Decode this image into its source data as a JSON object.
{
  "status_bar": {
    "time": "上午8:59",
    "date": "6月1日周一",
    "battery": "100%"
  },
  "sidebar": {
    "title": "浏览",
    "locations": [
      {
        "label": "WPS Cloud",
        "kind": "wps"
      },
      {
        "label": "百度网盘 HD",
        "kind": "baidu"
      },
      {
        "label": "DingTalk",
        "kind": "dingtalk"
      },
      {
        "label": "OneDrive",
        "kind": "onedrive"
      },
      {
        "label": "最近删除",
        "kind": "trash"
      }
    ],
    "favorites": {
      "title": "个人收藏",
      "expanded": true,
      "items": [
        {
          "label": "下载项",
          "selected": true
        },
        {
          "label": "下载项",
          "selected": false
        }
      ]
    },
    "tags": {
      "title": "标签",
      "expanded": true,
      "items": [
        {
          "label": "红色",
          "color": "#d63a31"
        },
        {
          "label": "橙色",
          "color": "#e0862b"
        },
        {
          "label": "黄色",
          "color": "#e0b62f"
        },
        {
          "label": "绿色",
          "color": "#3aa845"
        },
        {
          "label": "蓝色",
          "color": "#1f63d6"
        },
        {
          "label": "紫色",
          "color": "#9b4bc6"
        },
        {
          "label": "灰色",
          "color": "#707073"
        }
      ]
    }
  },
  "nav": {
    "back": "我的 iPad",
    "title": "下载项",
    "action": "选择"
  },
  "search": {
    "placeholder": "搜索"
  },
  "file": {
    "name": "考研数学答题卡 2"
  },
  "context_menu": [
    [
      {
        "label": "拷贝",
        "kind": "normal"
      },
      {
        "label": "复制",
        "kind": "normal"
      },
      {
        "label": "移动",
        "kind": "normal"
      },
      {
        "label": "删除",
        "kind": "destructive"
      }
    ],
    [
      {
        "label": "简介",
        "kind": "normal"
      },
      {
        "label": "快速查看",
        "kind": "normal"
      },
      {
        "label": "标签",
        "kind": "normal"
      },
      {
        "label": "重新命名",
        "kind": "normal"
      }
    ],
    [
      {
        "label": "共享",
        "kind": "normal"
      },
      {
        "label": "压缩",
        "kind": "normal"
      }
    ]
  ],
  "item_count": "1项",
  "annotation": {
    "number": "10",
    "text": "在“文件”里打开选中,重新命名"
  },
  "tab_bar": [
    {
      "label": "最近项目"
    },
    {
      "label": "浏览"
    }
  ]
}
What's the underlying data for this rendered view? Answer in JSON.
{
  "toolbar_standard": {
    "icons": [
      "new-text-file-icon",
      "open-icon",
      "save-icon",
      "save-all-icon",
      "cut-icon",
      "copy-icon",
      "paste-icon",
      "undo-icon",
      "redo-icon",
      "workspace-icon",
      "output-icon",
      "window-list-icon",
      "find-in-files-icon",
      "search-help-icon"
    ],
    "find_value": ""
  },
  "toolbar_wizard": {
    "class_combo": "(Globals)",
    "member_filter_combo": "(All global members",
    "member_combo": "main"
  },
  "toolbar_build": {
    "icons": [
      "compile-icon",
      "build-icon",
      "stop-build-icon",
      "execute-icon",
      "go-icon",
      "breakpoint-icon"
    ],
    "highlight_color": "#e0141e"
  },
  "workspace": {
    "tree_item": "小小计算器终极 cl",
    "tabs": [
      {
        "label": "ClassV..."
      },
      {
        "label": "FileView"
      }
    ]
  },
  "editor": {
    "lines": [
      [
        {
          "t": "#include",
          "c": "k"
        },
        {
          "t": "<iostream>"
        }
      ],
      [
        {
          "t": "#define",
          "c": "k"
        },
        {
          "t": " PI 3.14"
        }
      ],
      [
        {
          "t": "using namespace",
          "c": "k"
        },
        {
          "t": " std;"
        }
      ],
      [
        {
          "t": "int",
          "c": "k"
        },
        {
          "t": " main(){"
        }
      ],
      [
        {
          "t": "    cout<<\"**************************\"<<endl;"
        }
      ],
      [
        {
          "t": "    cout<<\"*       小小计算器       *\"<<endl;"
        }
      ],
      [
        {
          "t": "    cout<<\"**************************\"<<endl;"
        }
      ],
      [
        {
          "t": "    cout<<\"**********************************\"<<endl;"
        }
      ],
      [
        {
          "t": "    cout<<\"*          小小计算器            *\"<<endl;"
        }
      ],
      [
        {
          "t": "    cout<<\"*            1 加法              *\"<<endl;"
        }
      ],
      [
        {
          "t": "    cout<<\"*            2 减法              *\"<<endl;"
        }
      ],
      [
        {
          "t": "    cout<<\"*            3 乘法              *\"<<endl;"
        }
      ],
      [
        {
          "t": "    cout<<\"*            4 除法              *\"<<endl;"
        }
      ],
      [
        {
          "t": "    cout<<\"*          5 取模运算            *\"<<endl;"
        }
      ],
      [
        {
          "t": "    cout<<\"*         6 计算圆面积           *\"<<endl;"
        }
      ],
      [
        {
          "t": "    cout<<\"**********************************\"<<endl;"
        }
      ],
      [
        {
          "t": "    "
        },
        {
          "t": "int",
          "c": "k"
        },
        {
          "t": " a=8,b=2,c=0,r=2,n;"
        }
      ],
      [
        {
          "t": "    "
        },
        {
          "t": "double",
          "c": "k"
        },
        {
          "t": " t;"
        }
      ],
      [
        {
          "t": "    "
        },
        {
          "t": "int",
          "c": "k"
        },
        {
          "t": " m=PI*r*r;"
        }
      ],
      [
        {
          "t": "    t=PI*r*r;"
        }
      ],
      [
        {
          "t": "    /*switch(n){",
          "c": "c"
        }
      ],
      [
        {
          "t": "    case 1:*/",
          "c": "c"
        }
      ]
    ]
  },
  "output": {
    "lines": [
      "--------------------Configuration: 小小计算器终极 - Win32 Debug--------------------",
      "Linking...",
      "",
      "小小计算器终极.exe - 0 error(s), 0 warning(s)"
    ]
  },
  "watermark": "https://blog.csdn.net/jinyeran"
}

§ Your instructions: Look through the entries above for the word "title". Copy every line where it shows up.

§ Task answer:
    "title": "浏览",
      "title": "个人收藏",
      "title": "标签",
    "title": "下载项",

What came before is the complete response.